Final Research Report
View this project's final research report.
Results of This Project
Related Journal Citations
Peer review of PCORI-funded research helps make sure the report presents complete, balanced, and useful information about the research. It also assesses how the project addressed PCORI’s Methodology Standards. During peer review, experts read a draft report of the research and provide comments about the report. These experts may include a scientist focused on the research topic, a specialist in research methods, a patient or caregiver, and a healthcare professional. These reviewers cannot have conflicts of interest with the study.
The peer reviewers point out where the draft report may need revision. For example, they may suggest ways to improve descriptions of the conduct of the study or to clarify the connection between results and conclusions. Sometimes, awardees revise their draft reports twice or more to address all of the reviewers’ comments.
Peer reviewers commented and the researchers made changes or provided responses. Those comments and responses included the following:
- Reviewers asked the researchers to provide additional background information on their study participants, particularly related to alcohol use disorder, opioid use disorder, and mental illness. The researchers explained that they did not record substance use disorders based on feedback from their patient engagement group. That group wanted to move away from the stereotype of substance abuse among people with hepatitis C. They also noted that substance use is often inaccurately recorded in patient records. The researchers did add information to the final report about the few occurrences in the study sample of people denied insurance coverage due to a failed drug test.
- The reviewers identified a possible source of selection bias in the study because more participants in one study arm than in another had Medicaid insurance rather than private insurance, which could be considered an indicator of poverty. The researchers acknowledged this concern and explained that they tested for bias through sensitivity analyses that are provided in the report appendices. The sensitivity analyses showed no evidence of bias or other concerns in the main study results.
- One reviewer expressed concern about the timeliness of this study given the rapid changes in the standard of care for people with hepatitis C. The researchers countered that their recent paper in a major hepatology journal indicates the importance of this research.

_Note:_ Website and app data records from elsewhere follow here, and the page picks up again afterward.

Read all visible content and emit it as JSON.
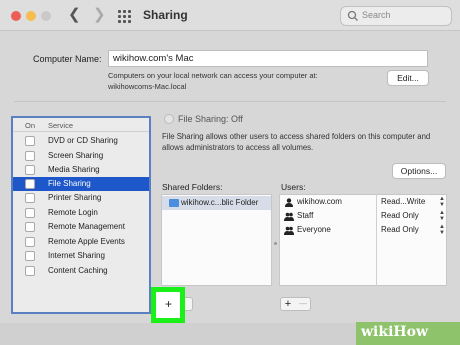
{
  "window": {
    "title": "Sharing",
    "back_icon": "chevron-left-icon",
    "forward_icon": "chevron-right-icon",
    "grid_icon": "grid-icon",
    "search_placeholder": "Search",
    "traffic_lights": {
      "close": "#ed5e57",
      "minimize": "#f5be4f",
      "zoom": "#c9c9c9"
    }
  },
  "computer_name": {
    "label": "Computer Name:",
    "value": "wikihow.com's Mac",
    "access_text": "Computers on your local network can access your computer at:",
    "local_address": "wikihowcoms-Mac.local",
    "edit_label": "Edit..."
  },
  "services": {
    "header_on": "On",
    "header_service": "Service",
    "items": [
      {
        "label": "DVD or CD Sharing",
        "selected": false
      },
      {
        "label": "Screen Sharing",
        "selected": false
      },
      {
        "label": "Media Sharing",
        "selected": false
      },
      {
        "label": "File Sharing",
        "selected": true
      },
      {
        "label": "Printer Sharing",
        "selected": false
      },
      {
        "label": "Remote Login",
        "selected": false
      },
      {
        "label": "Remote Management",
        "selected": false
      },
      {
        "label": "Remote Apple Events",
        "selected": false
      },
      {
        "label": "Internet Sharing",
        "selected": false
      },
      {
        "label": "Content Caching",
        "selected": false
      }
    ]
  },
  "file_sharing": {
    "status": "File Sharing: Off",
    "description": "File Sharing allows other users to access shared folders on this computer and allows administrators to access all volumes.",
    "options_label": "Options..."
  },
  "shared_folders": {
    "label": "Shared Folders:",
    "items": [
      {
        "label": "wikihow.c...blic Folder"
      }
    ],
    "add_label": "+",
    "remove_label": "—"
  },
  "users": {
    "label": "Users:",
    "items": [
      {
        "name": "wikihow.com",
        "permission": "Read...Write",
        "icon": "single-user-icon"
      },
      {
        "name": "Staff",
        "permission": "Read Only",
        "icon": "group-icon"
      },
      {
        "name": "Everyone",
        "permission": "Read Only",
        "icon": "group-icon"
      }
    ],
    "add_label": "+",
    "remove_label": "—"
  },
  "colors": {
    "selection": "#1d57c9",
    "highlight": "#1cf019",
    "watermark": "#8ec26b"
  },
  "watermark": {
    "prefix": "wiki",
    "suffix": "How"
  }
}
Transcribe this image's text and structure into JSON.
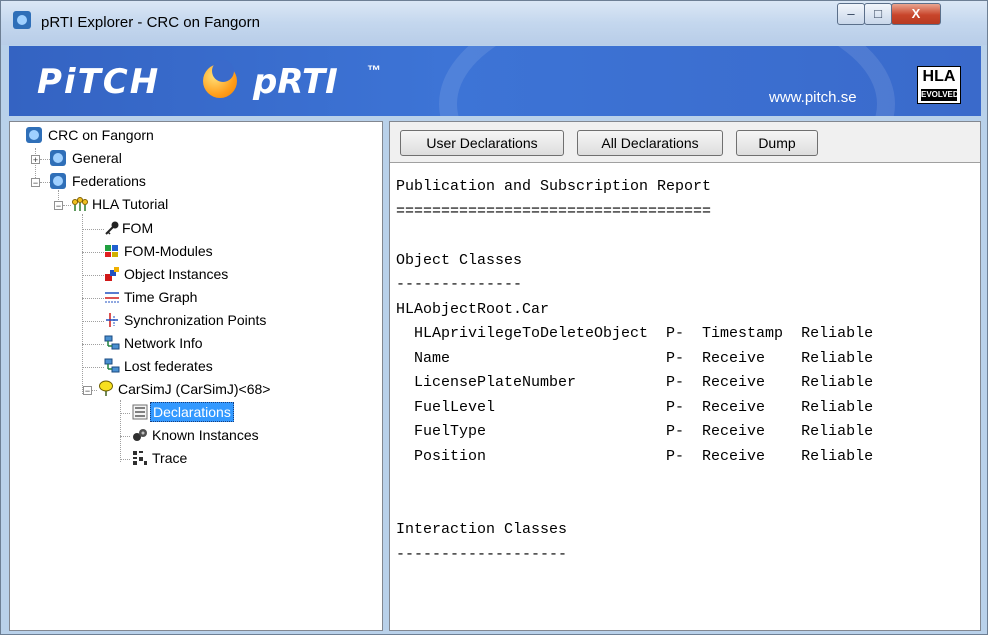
{
  "window": {
    "title": "pRTI Explorer - CRC on Fangorn",
    "minimize": "–",
    "maximize": "□",
    "close": "X"
  },
  "banner": {
    "logo": "PiTCH",
    "product": "pRTI",
    "trademark": "™",
    "url": "www.pitch.se",
    "badge_top": "HLA",
    "badge_bottom": "EVOLVED"
  },
  "tree": {
    "root": "CRC on Fangorn",
    "general": "General",
    "federations": "Federations",
    "federation": "HLA Tutorial",
    "fom": "FOM",
    "fom_modules": "FOM-Modules",
    "object_instances": "Object Instances",
    "time_graph": "Time Graph",
    "sync_points": "Synchronization Points",
    "network_info": "Network Info",
    "lost_federates": "Lost federates",
    "federate": "CarSimJ (CarSimJ)<68>",
    "declarations": "Declarations",
    "known_instances": "Known Instances",
    "trace": "Trace"
  },
  "toolbar": {
    "user_declarations": "User Declarations",
    "all_declarations": "All Declarations",
    "dump": "Dump"
  },
  "report": {
    "text": "Publication and Subscription Report\n===================================\n\nObject Classes\n--------------\nHLAobjectRoot.Car\n  HLAprivilegeToDeleteObject  P-  Timestamp  Reliable\n  Name                        P-  Receive    Reliable\n  LicensePlateNumber          P-  Receive    Reliable\n  FuelLevel                   P-  Receive    Reliable\n  FuelType                    P-  Receive    Reliable\n  Position                    P-  Receive    Reliable\n\n\nInteraction Classes\n-------------------"
  },
  "colors": {
    "banner": "#3a6acb",
    "selection": "#3399ff",
    "close_button": "#c8452b"
  }
}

They also expanded their discussion of the most important outcomes and lessons learned in the report.
Conflict of Interest Disclosures
- Has Results